“Any exceptionally successful portfolio can succeed in a certain period of time is because of the price misplaced insurance. The market’s estimation of this future is wrong. We compare the market’s valuation of the company and our valuation of the company, using a combination of factors to find the price misplacement."
George oros: Financial Predators
The history of the world economy is a series based on illusions and lies. To gain wealth is to recognize the illusion, invest in it, and then quit the game before the illusion is recognized by the public.
Soros believed that the Japanese stock market had a huge bubble before 1987, and then he sold out the Japanese stocks. The result was a fiasco. The Japanese stock market was in bull till 1989. Soros advocated on the Wall Street that the US stock market would be firm and the Japanese stock market would collapse, but the result was the opposite: the US stock market crashed and the Japanese stock market was firm.
In September 1987, Soros transferred billions of dollars in investment from Tokyo to Wall Street. However, the first major collapse was not in the Japanese stock market, but the Wall Street in the United States.
On October 19, 1987, the Dow Jones Average in New York plunged 508 points, setting a record for the time. In the next week, the New York stock market fell all the way down. The Japanese stock market was relatively strong. Soros decided to sell a few large long-term stock shares he was holding.
After the other traders caught the relevant information, they took the opportunity to slam down the stocks that were sold, which reduced the cash discount of futures by 20%. Soros lost about $650 million to $800 million in this Wall Street crash. The collapse caused the quantum fund's net assets to fall by 26.2%, much larger than the 17% decline in the US stock market. Soros became the biggest loser of this disaster.
The reason for Soros’s fiasco in the past was, in the final analysis, speculative psychology, trying to figure out the market’s opportunity arbitrarily, which caused huge loss.
The mistake is not shameful. It is shameful that the mistake is already obvious and not to correct. Taking risks is blameless. But remember that you must not be desperate. Right or wrong is not important, the key is how much you lose when you make a mistake, and how much you earn when you were right.
Philip Fisher: father of growth stock value investment strategy
Learn to spend a lot of time researching and don’t rush to buy. In a continuously falling market, don't buy stocks too quickly that you are unfamiliar with.
In 1929, the US stock market was in a frantic bull market before the collapse, but Fisher found that many industries in the United States had unstable prospects and the stock market had a serious bubble. In August 1929, he submitted a report to the senior bank executive “The most serious bear market in 25 years will begin.” This can be said to be the most impressive stock market forecast in Fisher's life. He said: "I am inevitably dazzled by the stock market. So I look around for some fairly cheap stocks, because they have not yet risen in place." In October 1929, US stocks collapsed, and Fisher failed to survive. He suffered a heavy loss.

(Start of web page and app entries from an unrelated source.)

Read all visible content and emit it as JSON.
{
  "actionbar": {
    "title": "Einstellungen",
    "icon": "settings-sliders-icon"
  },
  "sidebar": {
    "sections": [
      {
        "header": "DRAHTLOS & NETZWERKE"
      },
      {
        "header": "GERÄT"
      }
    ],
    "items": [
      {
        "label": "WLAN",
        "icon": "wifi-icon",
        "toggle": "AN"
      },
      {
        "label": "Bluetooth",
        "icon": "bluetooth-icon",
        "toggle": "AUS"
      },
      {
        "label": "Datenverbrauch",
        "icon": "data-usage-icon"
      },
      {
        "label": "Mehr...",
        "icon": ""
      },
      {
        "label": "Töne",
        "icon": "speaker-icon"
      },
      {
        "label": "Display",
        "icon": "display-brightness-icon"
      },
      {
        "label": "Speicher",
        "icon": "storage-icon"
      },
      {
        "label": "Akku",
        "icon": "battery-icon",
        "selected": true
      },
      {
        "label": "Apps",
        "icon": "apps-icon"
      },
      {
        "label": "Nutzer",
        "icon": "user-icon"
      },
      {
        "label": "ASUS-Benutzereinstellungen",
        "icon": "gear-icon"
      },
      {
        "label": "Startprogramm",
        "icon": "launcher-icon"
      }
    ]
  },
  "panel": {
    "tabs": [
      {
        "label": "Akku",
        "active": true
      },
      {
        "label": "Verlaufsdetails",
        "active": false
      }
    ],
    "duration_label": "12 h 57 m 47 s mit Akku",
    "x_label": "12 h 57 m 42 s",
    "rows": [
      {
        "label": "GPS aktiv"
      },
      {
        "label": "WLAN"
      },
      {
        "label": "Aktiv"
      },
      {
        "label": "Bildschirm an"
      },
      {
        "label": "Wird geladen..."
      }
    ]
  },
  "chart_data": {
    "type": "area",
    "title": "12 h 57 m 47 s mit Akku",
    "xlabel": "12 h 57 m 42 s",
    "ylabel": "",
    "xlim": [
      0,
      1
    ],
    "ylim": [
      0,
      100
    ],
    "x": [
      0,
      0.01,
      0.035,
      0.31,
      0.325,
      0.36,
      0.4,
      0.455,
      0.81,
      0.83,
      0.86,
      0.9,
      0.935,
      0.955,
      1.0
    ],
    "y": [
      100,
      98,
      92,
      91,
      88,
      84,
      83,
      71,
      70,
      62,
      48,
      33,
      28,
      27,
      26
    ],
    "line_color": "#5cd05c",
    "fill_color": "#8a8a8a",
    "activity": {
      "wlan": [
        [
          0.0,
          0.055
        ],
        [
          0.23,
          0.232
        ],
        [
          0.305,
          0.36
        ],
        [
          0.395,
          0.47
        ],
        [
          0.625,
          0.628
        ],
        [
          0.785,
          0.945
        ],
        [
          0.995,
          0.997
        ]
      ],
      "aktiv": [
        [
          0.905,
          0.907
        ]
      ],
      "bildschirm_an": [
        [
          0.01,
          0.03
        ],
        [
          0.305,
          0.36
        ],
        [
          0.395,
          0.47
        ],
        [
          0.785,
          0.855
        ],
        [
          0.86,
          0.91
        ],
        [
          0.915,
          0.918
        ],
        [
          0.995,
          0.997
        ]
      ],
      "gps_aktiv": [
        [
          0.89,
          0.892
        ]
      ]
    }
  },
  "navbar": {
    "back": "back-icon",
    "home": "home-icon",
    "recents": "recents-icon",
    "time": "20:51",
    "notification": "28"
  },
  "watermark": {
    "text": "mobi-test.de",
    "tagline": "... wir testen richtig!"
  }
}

Fisher began to understand that the main factor determining the stock price was not the P/E of the year, but the expected P/E for the next few years. He said that if you can cultivate your own ability to predict the possible performance of a stock in the next few years within a reasonable upper and lower limit, you will find a key to not only avoid losses, but also earn a lot of profits.